→ **Data items**:
━━━━━━━━━━━━━━━━━━━━
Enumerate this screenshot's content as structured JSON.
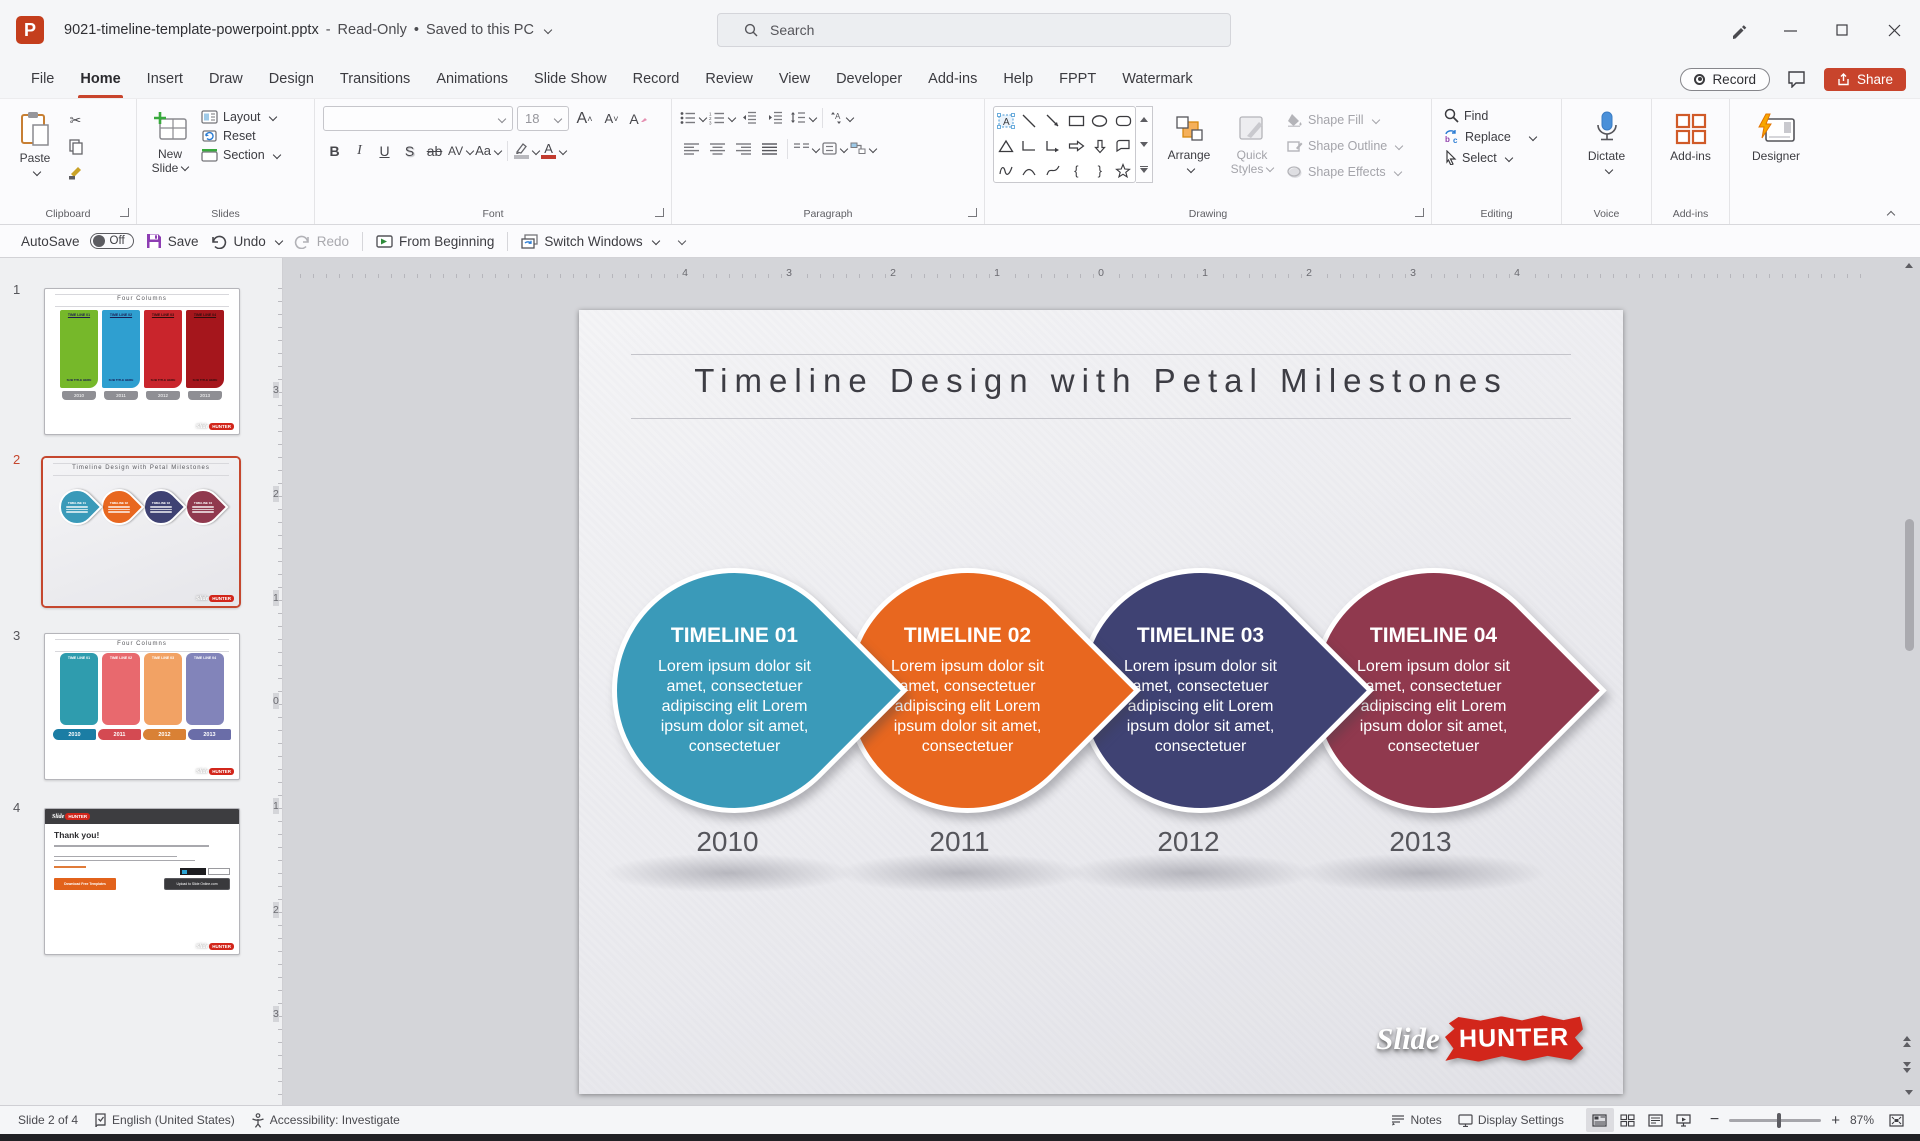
{
  "titlebar": {
    "filename": "9021-timeline-template-powerpoint.pptx",
    "separator": "-",
    "mode": "Read-Only",
    "dot": "•",
    "saved_status": "Saved to this PC",
    "search_placeholder": "Search"
  },
  "menu": {
    "tabs": [
      "File",
      "Home",
      "Insert",
      "Draw",
      "Design",
      "Transitions",
      "Animations",
      "Slide Show",
      "Record",
      "Review",
      "View",
      "Developer",
      "Add-ins",
      "Help",
      "FPPT",
      "Watermark"
    ],
    "active_tab": "Home",
    "record_label": "Record",
    "share_label": "Share"
  },
  "qat": {
    "autosave_label": "AutoSave",
    "autosave_state": "Off",
    "save_label": "Save",
    "undo_label": "Undo",
    "redo_label": "Redo",
    "from_beginning_label": "From Beginning",
    "switch_windows_label": "Switch Windows"
  },
  "ribbon": {
    "clipboard": {
      "paste_label": "Paste",
      "group_label": "Clipboard"
    },
    "slides": {
      "new_slide_line1": "New",
      "new_slide_line2": "Slide",
      "layout_label": "Layout",
      "reset_label": "Reset",
      "section_label": "Section",
      "group_label": "Slides"
    },
    "font": {
      "font_size_value": "18",
      "bold": "B",
      "italic": "I",
      "underline": "U",
      "shadow": "S",
      "strike": "ab",
      "spacing": "AV",
      "case": "Aa",
      "color_letter": "A",
      "group_label": "Font"
    },
    "paragraph": {
      "group_label": "Paragraph"
    },
    "drawing": {
      "arrange_label": "Arrange",
      "quick_styles_line1": "Quick",
      "quick_styles_line2": "Styles",
      "shape_fill_label": "Shape Fill",
      "shape_outline_label": "Shape Outline",
      "shape_effects_label": "Shape Effects",
      "group_label": "Drawing"
    },
    "editing": {
      "find_label": "Find",
      "replace_label": "Replace",
      "select_label": "Select",
      "group_label": "Editing"
    },
    "voice": {
      "dictate_label": "Dictate",
      "group_label": "Voice"
    },
    "addins": {
      "button_label": "Add-ins",
      "group_label": "Add-ins"
    },
    "designer": {
      "button_label": "Designer"
    }
  },
  "rulers": {
    "horizontal": [
      "4",
      "3",
      "2",
      "1",
      "0",
      "1",
      "2",
      "3",
      "4"
    ],
    "vertical": [
      "3",
      "2",
      "1",
      "0",
      "1",
      "2",
      "3"
    ]
  },
  "thumbnails": [
    {
      "number": "1",
      "title": "Four Columns",
      "subtitle": "SUB TITLE HERE",
      "columns": [
        {
          "header": "TIME LINE 01",
          "color": "#76b82a"
        },
        {
          "header": "TIME LINE 02",
          "color": "#2f9fd0"
        },
        {
          "header": "TIME LINE 03",
          "color": "#c9252c"
        },
        {
          "header": "TIME LINE 04",
          "color": "#a5161c"
        }
      ],
      "years": [
        "2010",
        "2011",
        "2012",
        "2013"
      ]
    },
    {
      "number": "2",
      "title": "Timeline Design with Petal Milestones",
      "petal_headings": [
        "TIMELINE 01",
        "TIMELINE 02",
        "TIMELINE 03",
        "TIMELINE 04"
      ],
      "petal_colors": [
        "#3a9ab9",
        "#e8671f",
        "#3f4273",
        "#90394e"
      ],
      "years": [
        "2010",
        "2011",
        "2012",
        "2013"
      ]
    },
    {
      "number": "3",
      "title": "Four Columns",
      "columns": [
        {
          "header": "TIME LINE 01",
          "color": "#2f9cae"
        },
        {
          "header": "TIME LINE 02",
          "color": "#e8696e"
        },
        {
          "header": "TIME LINE 03",
          "color": "#f2a264"
        },
        {
          "header": "TIME LINE 04",
          "color": "#8284ba"
        }
      ],
      "years": [
        "2010",
        "2011",
        "2012",
        "2013"
      ],
      "year_colors": [
        "#1b7da4",
        "#d44a52",
        "#d98135",
        "#6a6da8"
      ]
    },
    {
      "number": "4",
      "title": "Thank you!",
      "logo_slide": "Slide",
      "logo_hunter": "HUNTER",
      "button_orange": "Download Free Templates",
      "button_dark": "Upload to Slide Online.com"
    }
  ],
  "slide": {
    "title": "Timeline Design with Petal Milestones",
    "petals": [
      {
        "heading": "TIMELINE 01",
        "body": "Lorem ipsum dolor sit amet, consectetuer adipiscing elit Lorem ipsum dolor sit amet, consectetuer",
        "year": "2010",
        "color": "#3a9ab9"
      },
      {
        "heading": "TIMELINE 02",
        "body": "Lorem ipsum dolor sit amet, consectetuer adipiscing elit Lorem ipsum dolor sit amet, consectetuer",
        "year": "2011",
        "color": "#e8671f"
      },
      {
        "heading": "TIMELINE 03",
        "body": "Lorem ipsum dolor sit amet, consectetuer adipiscing elit Lorem ipsum dolor sit amet, consectetuer",
        "year": "2012",
        "color": "#3f4273"
      },
      {
        "heading": "TIMELINE 04",
        "body": "Lorem ipsum dolor sit amet, consectetuer adipiscing elit Lorem ipsum dolor sit amet, consectetuer",
        "year": "2013",
        "color": "#90394e"
      }
    ],
    "logo": {
      "slide_text": "Slide",
      "hunter_text": "HUNTER"
    }
  },
  "statusbar": {
    "slide_info": "Slide 2 of 4",
    "language": "English (United States)",
    "accessibility": "Accessibility: Investigate",
    "notes_label": "Notes",
    "display_settings_label": "Display Settings",
    "zoom_level": "87%"
  },
  "colors": {
    "accent_red": "#c8442c",
    "selected_thumb_border": "#c5472e",
    "logo_red": "#d2261b"
  }
}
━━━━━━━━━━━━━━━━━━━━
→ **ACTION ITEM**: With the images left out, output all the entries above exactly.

→ **OUTPUT BELOW**:
Enumerate this screenshot's content as structured JSON.
{
  "titlebar": {
    "filename": "9021-timeline-template-powerpoint.pptx",
    "separator": "-",
    "mode": "Read-Only",
    "dot": "•",
    "saved_status": "Saved to this PC",
    "search_placeholder": "Search"
  },
  "menu": {
    "tabs": [
      "File",
      "Home",
      "Insert",
      "Draw",
      "Design",
      "Transitions",
      "Animations",
      "Slide Show",
      "Record",
      "Review",
      "View",
      "Developer",
      "Add-ins",
      "Help",
      "FPPT",
      "Watermark"
    ],
    "active_tab": "Home",
    "record_label": "Record",
    "share_label": "Share"
  },
  "qat": {
    "autosave_label": "AutoSave",
    "autosave_state": "Off",
    "save_label": "Save",
    "undo_label": "Undo",
    "redo_label": "Redo",
    "from_beginning_label": "From Beginning",
    "switch_windows_label": "Switch Windows"
  },
  "ribbon": {
    "clipboard": {
      "paste_label": "Paste",
      "group_label": "Clipboard"
    },
    "slides": {
      "new_slide_line1": "New",
      "new_slide_line2": "Slide",
      "layout_label": "Layout",
      "reset_label": "Reset",
      "section_label": "Section",
      "group_label": "Slides"
    },
    "font": {
      "font_size_value": "18",
      "bold": "B",
      "italic": "I",
      "underline": "U",
      "shadow": "S",
      "strike": "ab",
      "spacing": "AV",
      "case": "Aa",
      "color_letter": "A",
      "group_label": "Font"
    },
    "paragraph": {
      "group_label": "Paragraph"
    },
    "drawing": {
      "arrange_label": "Arrange",
      "quick_styles_line1": "Quick",
      "quick_styles_line2": "Styles",
      "shape_fill_label": "Shape Fill",
      "shape_outline_label": "Shape Outline",
      "shape_effects_label": "Shape Effects",
      "group_label": "Drawing"
    },
    "editing": {
      "find_label": "Find",
      "replace_label": "Replace",
      "select_label": "Select",
      "group_label": "Editing"
    },
    "voice": {
      "dictate_label": "Dictate",
      "group_label": "Voice"
    },
    "addins": {
      "button_label": "Add-ins",
      "group_label": "Add-ins"
    },
    "designer": {
      "button_label": "Designer"
    }
  },
  "rulers": {
    "horizontal": [
      "4",
      "3",
      "2",
      "1",
      "0",
      "1",
      "2",
      "3",
      "4"
    ],
    "vertical": [
      "3",
      "2",
      "1",
      "0",
      "1",
      "2",
      "3"
    ]
  },
  "thumbnails": [
    {
      "number": "1",
      "title": "Four Columns",
      "subtitle": "SUB TITLE HERE",
      "columns": [
        {
          "header": "TIME LINE 01",
          "color": "#76b82a"
        },
        {
          "header": "TIME LINE 02",
          "color": "#2f9fd0"
        },
        {
          "header": "TIME LINE 03",
          "color": "#c9252c"
        },
        {
          "header": "TIME LINE 04",
          "color": "#a5161c"
        }
      ],
      "years": [
        "2010",
        "2011",
        "2012",
        "2013"
      ]
    },
    {
      "number": "2",
      "title": "Timeline Design with Petal Milestones",
      "petal_headings": [
        "TIMELINE 01",
        "TIMELINE 02",
        "TIMELINE 03",
        "TIMELINE 04"
      ],
      "petal_colors": [
        "#3a9ab9",
        "#e8671f",
        "#3f4273",
        "#90394e"
      ],
      "years": [
        "2010",
        "2011",
        "2012",
        "2013"
      ]
    },
    {
      "number": "3",
      "title": "Four Columns",
      "columns": [
        {
          "header": "TIME LINE 01",
          "color": "#2f9cae"
        },
        {
          "header": "TIME LINE 02",
          "color": "#e8696e"
        },
        {
          "header": "TIME LINE 03",
          "color": "#f2a264"
        },
        {
          "header": "TIME LINE 04",
          "color": "#8284ba"
        }
      ],
      "years": [
        "2010",
        "2011",
        "2012",
        "2013"
      ],
      "year_colors": [
        "#1b7da4",
        "#d44a52",
        "#d98135",
        "#6a6da8"
      ]
    },
    {
      "number": "4",
      "title": "Thank you!",
      "logo_slide": "Slide",
      "logo_hunter": "HUNTER",
      "button_orange": "Download Free Templates",
      "button_dark": "Upload to Slide Online.com"
    }
  ],
  "slide": {
    "title": "Timeline Design with Petal Milestones",
    "petals": [
      {
        "heading": "TIMELINE 01",
        "body": "Lorem ipsum dolor sit amet, consectetuer adipiscing elit Lorem ipsum dolor sit amet, consectetuer",
        "year": "2010",
        "color": "#3a9ab9"
      },
      {
        "heading": "TIMELINE 02",
        "body": "Lorem ipsum dolor sit amet, consectetuer adipiscing elit Lorem ipsum dolor sit amet, consectetuer",
        "year": "2011",
        "color": "#e8671f"
      },
      {
        "heading": "TIMELINE 03",
        "body": "Lorem ipsum dolor sit amet, consectetuer adipiscing elit Lorem ipsum dolor sit amet, consectetuer",
        "year": "2012",
        "color": "#3f4273"
      },
      {
        "heading": "TIMELINE 04",
        "body": "Lorem ipsum dolor sit amet, consectetuer adipiscing elit Lorem ipsum dolor sit amet, consectetuer",
        "year": "2013",
        "color": "#90394e"
      }
    ],
    "logo": {
      "slide_text": "Slide",
      "hunter_text": "HUNTER"
    }
  },
  "statusbar": {
    "slide_info": "Slide 2 of 4",
    "language": "English (United States)",
    "accessibility": "Accessibility: Investigate",
    "notes_label": "Notes",
    "display_settings_label": "Display Settings",
    "zoom_level": "87%"
  },
  "colors": {
    "accent_red": "#c8442c",
    "selected_thumb_border": "#c5472e",
    "logo_red": "#d2261b"
  }
}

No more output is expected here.